## Records supplied
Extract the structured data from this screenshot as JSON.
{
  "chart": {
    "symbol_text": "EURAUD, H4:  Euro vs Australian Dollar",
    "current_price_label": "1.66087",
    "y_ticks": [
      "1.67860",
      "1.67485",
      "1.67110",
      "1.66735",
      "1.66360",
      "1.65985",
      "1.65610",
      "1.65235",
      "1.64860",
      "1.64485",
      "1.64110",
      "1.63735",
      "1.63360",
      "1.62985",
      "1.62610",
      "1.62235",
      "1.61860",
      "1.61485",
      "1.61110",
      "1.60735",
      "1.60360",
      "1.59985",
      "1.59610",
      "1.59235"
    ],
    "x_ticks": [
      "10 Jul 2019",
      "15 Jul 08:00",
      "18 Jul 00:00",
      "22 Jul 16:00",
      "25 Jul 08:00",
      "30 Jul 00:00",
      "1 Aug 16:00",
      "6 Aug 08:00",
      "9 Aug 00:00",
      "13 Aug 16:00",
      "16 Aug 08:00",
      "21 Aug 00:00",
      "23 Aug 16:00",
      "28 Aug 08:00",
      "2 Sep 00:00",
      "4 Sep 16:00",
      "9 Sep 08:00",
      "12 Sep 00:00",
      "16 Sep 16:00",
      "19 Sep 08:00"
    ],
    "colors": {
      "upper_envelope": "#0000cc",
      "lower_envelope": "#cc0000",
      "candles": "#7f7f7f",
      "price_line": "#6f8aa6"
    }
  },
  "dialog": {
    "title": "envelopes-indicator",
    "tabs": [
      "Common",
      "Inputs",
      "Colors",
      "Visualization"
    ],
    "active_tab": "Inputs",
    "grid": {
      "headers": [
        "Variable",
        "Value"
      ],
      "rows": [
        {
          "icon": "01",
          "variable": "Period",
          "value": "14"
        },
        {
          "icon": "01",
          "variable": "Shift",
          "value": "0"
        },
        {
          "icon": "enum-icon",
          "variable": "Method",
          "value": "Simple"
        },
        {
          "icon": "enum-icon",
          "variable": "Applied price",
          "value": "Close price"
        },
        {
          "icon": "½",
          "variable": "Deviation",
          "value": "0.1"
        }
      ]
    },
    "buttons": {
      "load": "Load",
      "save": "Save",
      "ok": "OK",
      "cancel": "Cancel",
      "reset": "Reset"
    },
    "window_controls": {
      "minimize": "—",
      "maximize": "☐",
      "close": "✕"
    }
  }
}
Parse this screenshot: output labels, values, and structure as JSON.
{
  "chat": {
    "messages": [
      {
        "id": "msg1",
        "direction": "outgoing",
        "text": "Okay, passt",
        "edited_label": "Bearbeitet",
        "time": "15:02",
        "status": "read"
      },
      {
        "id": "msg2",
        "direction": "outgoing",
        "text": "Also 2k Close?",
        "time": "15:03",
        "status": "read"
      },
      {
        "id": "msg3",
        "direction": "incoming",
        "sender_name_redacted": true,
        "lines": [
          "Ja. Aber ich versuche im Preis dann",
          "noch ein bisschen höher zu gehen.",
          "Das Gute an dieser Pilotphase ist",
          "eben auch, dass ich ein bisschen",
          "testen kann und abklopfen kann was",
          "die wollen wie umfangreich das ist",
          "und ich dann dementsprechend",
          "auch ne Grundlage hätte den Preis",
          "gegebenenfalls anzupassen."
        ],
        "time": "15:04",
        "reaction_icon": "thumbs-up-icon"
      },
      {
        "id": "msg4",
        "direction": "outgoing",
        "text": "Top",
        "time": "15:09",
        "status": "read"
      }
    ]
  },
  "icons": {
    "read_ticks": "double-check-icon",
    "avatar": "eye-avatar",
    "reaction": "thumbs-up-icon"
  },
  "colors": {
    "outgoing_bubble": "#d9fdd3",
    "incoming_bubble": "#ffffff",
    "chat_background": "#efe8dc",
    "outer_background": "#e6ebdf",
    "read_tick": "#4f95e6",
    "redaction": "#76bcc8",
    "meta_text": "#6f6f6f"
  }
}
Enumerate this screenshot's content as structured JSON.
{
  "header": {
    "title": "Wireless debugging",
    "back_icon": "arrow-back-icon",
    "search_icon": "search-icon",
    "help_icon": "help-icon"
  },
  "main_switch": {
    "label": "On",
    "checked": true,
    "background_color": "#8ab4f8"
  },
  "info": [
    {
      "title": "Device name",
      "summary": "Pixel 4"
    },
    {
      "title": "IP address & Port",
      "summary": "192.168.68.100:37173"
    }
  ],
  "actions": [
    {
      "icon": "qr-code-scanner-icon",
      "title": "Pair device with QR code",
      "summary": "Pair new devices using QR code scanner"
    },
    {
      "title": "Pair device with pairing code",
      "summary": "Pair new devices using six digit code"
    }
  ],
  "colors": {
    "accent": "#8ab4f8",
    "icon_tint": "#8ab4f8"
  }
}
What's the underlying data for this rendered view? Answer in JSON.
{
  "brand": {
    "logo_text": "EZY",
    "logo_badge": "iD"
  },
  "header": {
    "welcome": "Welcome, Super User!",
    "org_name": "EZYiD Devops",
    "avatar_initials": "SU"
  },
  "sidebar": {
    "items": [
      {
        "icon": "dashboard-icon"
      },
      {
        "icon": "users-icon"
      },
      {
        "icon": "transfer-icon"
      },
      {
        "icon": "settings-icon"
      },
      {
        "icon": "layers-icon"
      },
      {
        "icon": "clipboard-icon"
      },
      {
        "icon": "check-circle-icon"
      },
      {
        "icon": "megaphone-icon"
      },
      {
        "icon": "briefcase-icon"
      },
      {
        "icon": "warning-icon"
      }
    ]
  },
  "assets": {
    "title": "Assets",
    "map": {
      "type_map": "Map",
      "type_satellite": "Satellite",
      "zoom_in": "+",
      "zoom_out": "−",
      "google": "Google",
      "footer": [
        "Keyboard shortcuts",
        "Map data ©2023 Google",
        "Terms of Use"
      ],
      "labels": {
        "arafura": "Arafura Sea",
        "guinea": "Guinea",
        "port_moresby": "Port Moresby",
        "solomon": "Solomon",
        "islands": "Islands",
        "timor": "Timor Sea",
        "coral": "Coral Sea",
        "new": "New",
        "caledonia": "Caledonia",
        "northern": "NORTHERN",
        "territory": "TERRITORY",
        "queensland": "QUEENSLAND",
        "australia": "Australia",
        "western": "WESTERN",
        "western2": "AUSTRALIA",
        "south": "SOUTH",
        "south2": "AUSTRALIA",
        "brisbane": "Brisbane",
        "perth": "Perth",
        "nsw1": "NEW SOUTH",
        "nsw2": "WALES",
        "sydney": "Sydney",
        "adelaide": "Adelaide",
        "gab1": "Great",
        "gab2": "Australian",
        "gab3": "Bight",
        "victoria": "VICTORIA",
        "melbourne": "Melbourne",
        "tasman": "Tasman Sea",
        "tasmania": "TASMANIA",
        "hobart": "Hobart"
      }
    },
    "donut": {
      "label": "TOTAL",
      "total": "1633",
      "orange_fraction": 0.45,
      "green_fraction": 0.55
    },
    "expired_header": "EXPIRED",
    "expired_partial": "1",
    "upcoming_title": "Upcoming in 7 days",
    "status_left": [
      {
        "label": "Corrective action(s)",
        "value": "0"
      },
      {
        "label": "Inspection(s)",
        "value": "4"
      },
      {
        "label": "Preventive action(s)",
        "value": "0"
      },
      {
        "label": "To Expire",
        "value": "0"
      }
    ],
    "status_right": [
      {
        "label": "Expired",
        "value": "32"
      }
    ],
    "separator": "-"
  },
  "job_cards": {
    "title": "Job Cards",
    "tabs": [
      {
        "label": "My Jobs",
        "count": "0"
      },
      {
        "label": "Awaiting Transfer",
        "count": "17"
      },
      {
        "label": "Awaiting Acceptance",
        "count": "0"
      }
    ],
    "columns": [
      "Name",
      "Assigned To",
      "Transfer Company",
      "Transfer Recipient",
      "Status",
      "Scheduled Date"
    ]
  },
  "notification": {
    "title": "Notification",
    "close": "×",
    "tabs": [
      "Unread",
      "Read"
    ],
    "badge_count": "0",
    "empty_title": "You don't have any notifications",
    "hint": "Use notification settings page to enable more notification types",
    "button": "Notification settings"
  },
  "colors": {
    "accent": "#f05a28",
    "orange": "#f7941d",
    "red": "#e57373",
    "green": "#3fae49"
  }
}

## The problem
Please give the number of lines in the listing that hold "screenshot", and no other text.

## Output for this exercise
3